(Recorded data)

==*==

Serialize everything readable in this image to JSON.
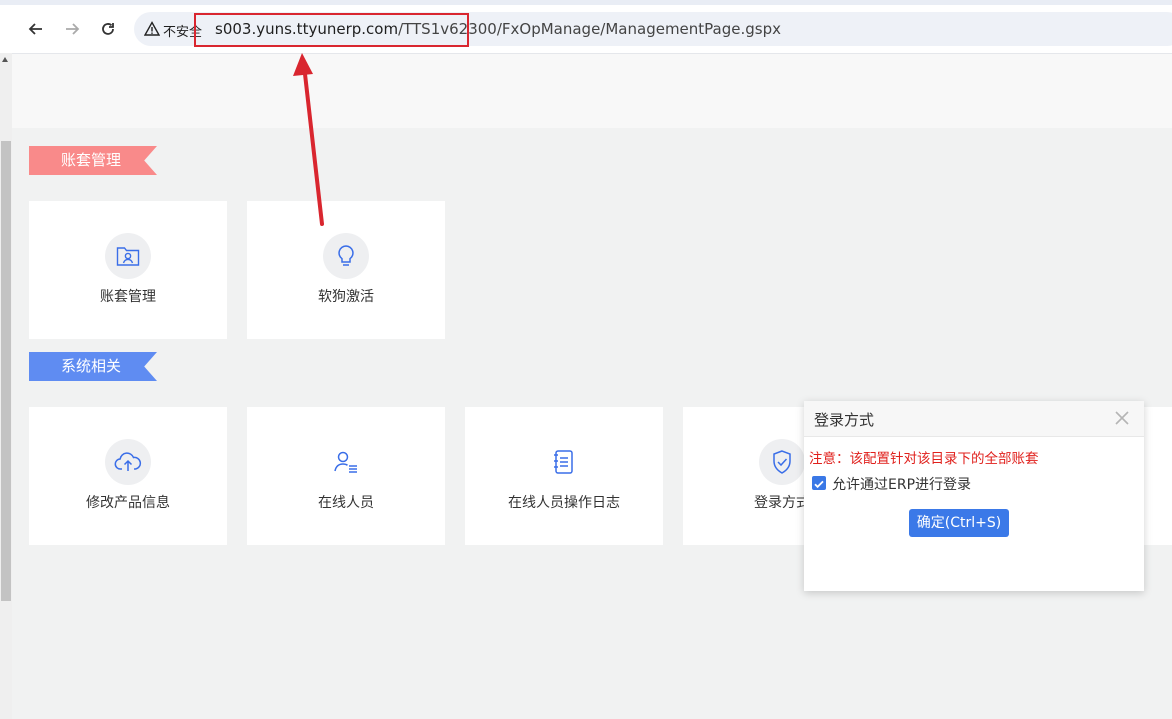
{
  "browser": {
    "insecure_label": "不安全",
    "url_host": "s003.yuns.ttyunerp.com",
    "url_path": "/TTS1v62300/FxOpManage/ManagementPage.gspx"
  },
  "sections": [
    {
      "title": "账套管理",
      "cards": [
        {
          "label": "账套管理",
          "icon": "folder-user-icon"
        },
        {
          "label": "软狗激活",
          "icon": "lightbulb-icon"
        }
      ]
    },
    {
      "title": "系统相关",
      "cards": [
        {
          "label": "修改产品信息",
          "icon": "cloud-upload-icon"
        },
        {
          "label": "在线人员",
          "icon": "user-list-icon"
        },
        {
          "label": "在线人员操作日志",
          "icon": "notebook-icon"
        },
        {
          "label": "登录方式",
          "icon": "shield-check-icon"
        }
      ]
    }
  ],
  "dialog": {
    "title": "登录方式",
    "note": "注意：该配置针对该目录下的全部账套",
    "checkbox_label": "允许通过ERP进行登录",
    "checkbox_checked": true,
    "confirm_label": "确定(Ctrl+S)"
  },
  "colors": {
    "ribbon_red": "#f98a8a",
    "ribbon_blue": "#5f8cf2",
    "accent": "#3b79e8",
    "annotation": "#d9262f"
  }
}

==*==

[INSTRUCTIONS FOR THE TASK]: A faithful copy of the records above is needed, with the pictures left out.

[YOUR RESPONSE]:
Serialize everything readable in this image to JSON.
{
  "browser": {
    "insecure_label": "不安全",
    "url_host": "s003.yuns.ttyunerp.com",
    "url_path": "/TTS1v62300/FxOpManage/ManagementPage.gspx"
  },
  "sections": [
    {
      "title": "账套管理",
      "cards": [
        {
          "label": "账套管理",
          "icon": "folder-user-icon"
        },
        {
          "label": "软狗激活",
          "icon": "lightbulb-icon"
        }
      ]
    },
    {
      "title": "系统相关",
      "cards": [
        {
          "label": "修改产品信息",
          "icon": "cloud-upload-icon"
        },
        {
          "label": "在线人员",
          "icon": "user-list-icon"
        },
        {
          "label": "在线人员操作日志",
          "icon": "notebook-icon"
        },
        {
          "label": "登录方式",
          "icon": "shield-check-icon"
        }
      ]
    }
  ],
  "dialog": {
    "title": "登录方式",
    "note": "注意：该配置针对该目录下的全部账套",
    "checkbox_label": "允许通过ERP进行登录",
    "checkbox_checked": true,
    "confirm_label": "确定(Ctrl+S)"
  },
  "colors": {
    "ribbon_red": "#f98a8a",
    "ribbon_blue": "#5f8cf2",
    "accent": "#3b79e8",
    "annotation": "#d9262f"
  }
}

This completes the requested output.